Screenshot from Pigeon Air Patrol website: pigeonairpatrol.com
The air’s going to be bad in Pittsburgh today — Unhealthy for Sensitive Groups — so don’t take baby out for a stroll this afternoon. How can we know exactly where it’s safe to breathe? Birds and bicycles test the air.
Birds: London, England, March 2016:
Pigeons have been used for breeding, racing and message-carrying. This spring in London the Pigeon Air Patrol tested the air — quite literally.
In March three members of a flock of racing pigeons were outfitted with air quality monitors and GPS. Then the flock was released from various points in the city to record — and tweet — air quality data on their way. People could see what they were breathing in real time.
This is of interest in London because they have a history of bad air with darkness at noon and killer smog (1952). But the air’s OK now, right? Well, that’s not what the pigeons found.

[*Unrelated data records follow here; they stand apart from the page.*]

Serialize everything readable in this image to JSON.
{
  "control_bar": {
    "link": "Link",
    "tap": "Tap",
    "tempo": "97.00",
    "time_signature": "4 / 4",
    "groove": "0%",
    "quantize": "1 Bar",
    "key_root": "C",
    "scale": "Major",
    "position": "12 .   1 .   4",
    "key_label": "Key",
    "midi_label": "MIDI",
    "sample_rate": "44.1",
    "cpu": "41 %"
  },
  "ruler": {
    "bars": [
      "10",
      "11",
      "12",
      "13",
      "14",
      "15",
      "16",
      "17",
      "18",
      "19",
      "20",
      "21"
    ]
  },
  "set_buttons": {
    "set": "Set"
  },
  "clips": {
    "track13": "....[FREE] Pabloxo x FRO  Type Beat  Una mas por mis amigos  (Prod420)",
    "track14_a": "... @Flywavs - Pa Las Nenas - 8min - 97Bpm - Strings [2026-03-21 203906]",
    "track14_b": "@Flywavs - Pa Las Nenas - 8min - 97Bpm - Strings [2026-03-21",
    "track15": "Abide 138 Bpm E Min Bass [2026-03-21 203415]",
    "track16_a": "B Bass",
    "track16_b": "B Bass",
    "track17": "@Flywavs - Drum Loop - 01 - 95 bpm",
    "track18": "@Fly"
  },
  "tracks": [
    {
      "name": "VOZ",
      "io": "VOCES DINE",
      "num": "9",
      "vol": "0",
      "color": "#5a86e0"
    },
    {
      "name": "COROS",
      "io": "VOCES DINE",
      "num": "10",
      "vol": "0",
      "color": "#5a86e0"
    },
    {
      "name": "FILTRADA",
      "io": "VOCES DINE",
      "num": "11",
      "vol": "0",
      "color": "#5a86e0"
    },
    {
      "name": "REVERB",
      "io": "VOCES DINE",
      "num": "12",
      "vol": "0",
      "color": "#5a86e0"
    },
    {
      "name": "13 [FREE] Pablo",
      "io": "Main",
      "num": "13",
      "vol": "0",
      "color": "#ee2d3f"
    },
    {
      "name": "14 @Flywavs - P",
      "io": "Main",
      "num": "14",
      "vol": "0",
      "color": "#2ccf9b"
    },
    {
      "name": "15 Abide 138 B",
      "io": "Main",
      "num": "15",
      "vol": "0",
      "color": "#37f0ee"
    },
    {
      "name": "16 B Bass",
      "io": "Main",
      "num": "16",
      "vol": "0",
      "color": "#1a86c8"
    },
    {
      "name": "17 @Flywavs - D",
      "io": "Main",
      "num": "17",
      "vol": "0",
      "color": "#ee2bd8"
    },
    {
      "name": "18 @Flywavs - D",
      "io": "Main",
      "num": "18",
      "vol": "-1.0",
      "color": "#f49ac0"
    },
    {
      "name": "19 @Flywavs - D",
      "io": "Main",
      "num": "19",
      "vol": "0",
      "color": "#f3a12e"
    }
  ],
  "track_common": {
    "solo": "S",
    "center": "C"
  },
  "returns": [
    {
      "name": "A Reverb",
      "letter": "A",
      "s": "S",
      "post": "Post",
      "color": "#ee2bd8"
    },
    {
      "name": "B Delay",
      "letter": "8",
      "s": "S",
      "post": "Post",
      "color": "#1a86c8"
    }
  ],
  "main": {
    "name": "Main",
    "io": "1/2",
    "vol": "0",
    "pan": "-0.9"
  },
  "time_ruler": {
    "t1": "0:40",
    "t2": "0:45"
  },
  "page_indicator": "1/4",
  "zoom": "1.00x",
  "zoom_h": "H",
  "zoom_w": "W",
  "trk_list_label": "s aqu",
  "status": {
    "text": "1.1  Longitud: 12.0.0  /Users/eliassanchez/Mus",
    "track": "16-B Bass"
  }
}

Typical air monitors sample fixed locations but the pigeons flew through hotspots of bad air. Who knew that a particular street corner was a bad place to breathe? The pigeons did.
Check the Plume Labs website to see what’s happening in the air in London and around the world right now. (Scroll down to see the map.) If you have breathing problems there are quite a few places you should never visit.
Bicycles: Pittsburgh, PA, ongoing:
Two thirds of the year Pittsburgh’s air quality is in the “moderately polluted” range which doesn’t sound like much but constitutes a health risk in the long term. Today our air will be worse –> Unhealthy for Sensitive Groups.
Air Now forecast for Pittsburgh, PA, 25 May 2016 (screenshot from AirNow.gov)
The regional map doesn’t tell the whole story. Some places have better air than others so the Group Against Smog and Pollution enlisted bicycles to help. In this ongoing project, volunteers carry monitors on their bicycles and collect air quality data as they ride. GASP then maps the data on a street by street basis.
See Pittsburgh’s air quality here on GASP’s street-by-street map, or here at Plume Labs.
When it comes to breathing, we need all the help we can get.
p.s. Do you ride a bike in Pittsburgh? Do you want to help map air quality? Click here.
(screenshots from Pigeon Air Patrol website and from Air Now)